Interface dataset entries
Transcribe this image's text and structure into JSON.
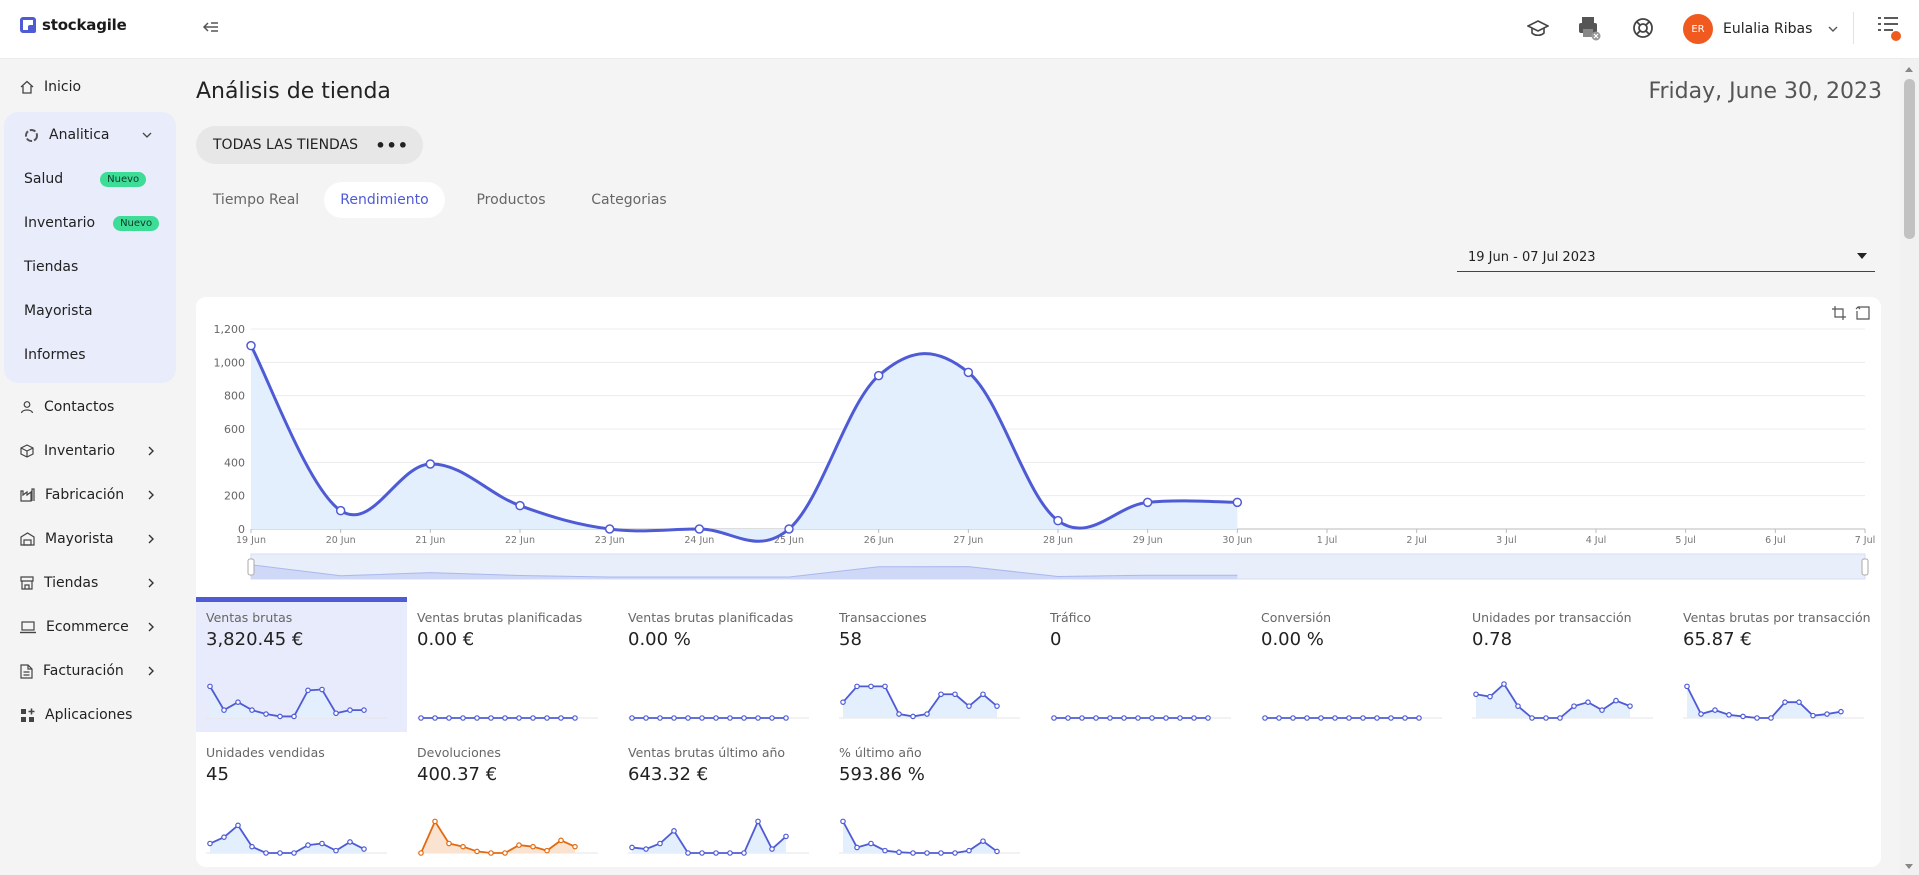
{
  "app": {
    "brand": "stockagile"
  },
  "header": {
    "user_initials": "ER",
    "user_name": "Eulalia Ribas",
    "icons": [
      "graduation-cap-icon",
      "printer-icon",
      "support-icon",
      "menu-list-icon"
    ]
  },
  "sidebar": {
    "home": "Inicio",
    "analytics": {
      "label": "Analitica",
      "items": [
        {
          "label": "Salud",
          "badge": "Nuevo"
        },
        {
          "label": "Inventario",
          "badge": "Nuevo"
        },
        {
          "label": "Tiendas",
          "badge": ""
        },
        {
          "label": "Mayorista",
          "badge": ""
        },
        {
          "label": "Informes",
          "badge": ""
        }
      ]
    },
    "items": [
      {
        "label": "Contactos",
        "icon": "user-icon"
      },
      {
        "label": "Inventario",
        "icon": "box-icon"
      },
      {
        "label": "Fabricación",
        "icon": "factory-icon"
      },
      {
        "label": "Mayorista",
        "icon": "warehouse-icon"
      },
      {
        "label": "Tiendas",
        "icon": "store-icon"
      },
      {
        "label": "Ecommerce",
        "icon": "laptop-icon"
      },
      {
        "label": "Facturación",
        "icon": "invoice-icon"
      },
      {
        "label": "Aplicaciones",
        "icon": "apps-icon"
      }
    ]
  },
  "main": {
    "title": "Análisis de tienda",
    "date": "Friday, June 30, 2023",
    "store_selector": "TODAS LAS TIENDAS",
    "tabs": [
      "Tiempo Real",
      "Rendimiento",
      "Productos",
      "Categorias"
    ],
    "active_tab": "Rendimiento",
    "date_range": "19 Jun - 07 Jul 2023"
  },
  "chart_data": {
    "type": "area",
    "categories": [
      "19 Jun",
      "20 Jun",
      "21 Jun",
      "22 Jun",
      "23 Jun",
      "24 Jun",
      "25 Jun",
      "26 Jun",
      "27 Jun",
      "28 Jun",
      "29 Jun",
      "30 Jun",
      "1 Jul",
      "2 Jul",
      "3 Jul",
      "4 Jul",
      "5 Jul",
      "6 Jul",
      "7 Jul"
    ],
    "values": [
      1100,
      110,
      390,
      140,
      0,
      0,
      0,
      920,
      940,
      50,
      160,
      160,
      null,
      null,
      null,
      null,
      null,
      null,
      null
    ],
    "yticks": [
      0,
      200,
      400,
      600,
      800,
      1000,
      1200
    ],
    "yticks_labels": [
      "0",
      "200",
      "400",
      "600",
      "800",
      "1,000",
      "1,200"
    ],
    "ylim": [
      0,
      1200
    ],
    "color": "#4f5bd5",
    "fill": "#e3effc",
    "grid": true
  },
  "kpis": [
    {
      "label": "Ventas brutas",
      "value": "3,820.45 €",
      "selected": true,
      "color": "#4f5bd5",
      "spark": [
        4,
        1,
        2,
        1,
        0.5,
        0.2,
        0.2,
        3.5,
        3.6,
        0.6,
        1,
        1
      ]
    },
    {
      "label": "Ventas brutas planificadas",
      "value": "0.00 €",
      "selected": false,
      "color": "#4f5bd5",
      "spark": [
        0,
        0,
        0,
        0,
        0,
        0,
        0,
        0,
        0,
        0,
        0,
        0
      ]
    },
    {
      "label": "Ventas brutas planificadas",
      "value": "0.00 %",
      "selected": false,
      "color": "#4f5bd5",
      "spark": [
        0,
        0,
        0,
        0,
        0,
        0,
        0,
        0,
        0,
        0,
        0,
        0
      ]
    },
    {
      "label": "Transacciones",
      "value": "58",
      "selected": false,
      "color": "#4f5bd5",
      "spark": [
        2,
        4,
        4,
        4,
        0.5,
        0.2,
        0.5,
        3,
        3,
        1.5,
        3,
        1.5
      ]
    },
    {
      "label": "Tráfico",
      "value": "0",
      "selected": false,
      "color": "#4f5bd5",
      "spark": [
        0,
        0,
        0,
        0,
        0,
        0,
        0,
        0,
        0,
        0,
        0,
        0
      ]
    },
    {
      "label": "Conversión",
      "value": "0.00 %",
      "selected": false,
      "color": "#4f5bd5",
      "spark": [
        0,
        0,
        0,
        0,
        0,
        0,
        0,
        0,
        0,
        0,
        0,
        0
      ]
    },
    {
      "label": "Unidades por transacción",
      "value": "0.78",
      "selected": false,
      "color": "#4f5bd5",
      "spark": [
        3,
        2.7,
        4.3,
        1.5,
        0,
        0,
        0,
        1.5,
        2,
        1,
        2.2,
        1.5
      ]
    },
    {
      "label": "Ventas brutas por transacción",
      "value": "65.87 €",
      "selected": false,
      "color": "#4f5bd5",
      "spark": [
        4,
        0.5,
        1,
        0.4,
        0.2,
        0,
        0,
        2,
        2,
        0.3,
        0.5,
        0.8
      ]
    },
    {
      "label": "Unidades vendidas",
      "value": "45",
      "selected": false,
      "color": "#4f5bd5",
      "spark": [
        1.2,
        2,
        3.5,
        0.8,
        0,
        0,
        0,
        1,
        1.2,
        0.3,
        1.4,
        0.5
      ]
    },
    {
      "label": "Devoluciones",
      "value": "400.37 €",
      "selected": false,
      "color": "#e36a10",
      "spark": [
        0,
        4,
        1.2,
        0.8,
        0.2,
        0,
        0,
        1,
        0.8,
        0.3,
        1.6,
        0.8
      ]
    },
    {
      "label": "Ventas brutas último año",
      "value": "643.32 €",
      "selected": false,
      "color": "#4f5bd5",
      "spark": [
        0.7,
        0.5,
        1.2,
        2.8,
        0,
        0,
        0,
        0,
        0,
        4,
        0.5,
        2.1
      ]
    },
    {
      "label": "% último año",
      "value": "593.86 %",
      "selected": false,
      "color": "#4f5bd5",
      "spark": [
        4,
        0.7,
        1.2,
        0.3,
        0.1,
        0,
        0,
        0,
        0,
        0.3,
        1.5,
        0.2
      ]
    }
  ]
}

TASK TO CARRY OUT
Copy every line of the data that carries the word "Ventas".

SOLUTION FOR THIS PROBLEM
      "label": "Ventas brutas",
      "label": "Ventas brutas planificadas",
      "label": "Ventas brutas planificadas",
      "label": "Ventas brutas por transacción",
      "label": "Ventas brutas último año",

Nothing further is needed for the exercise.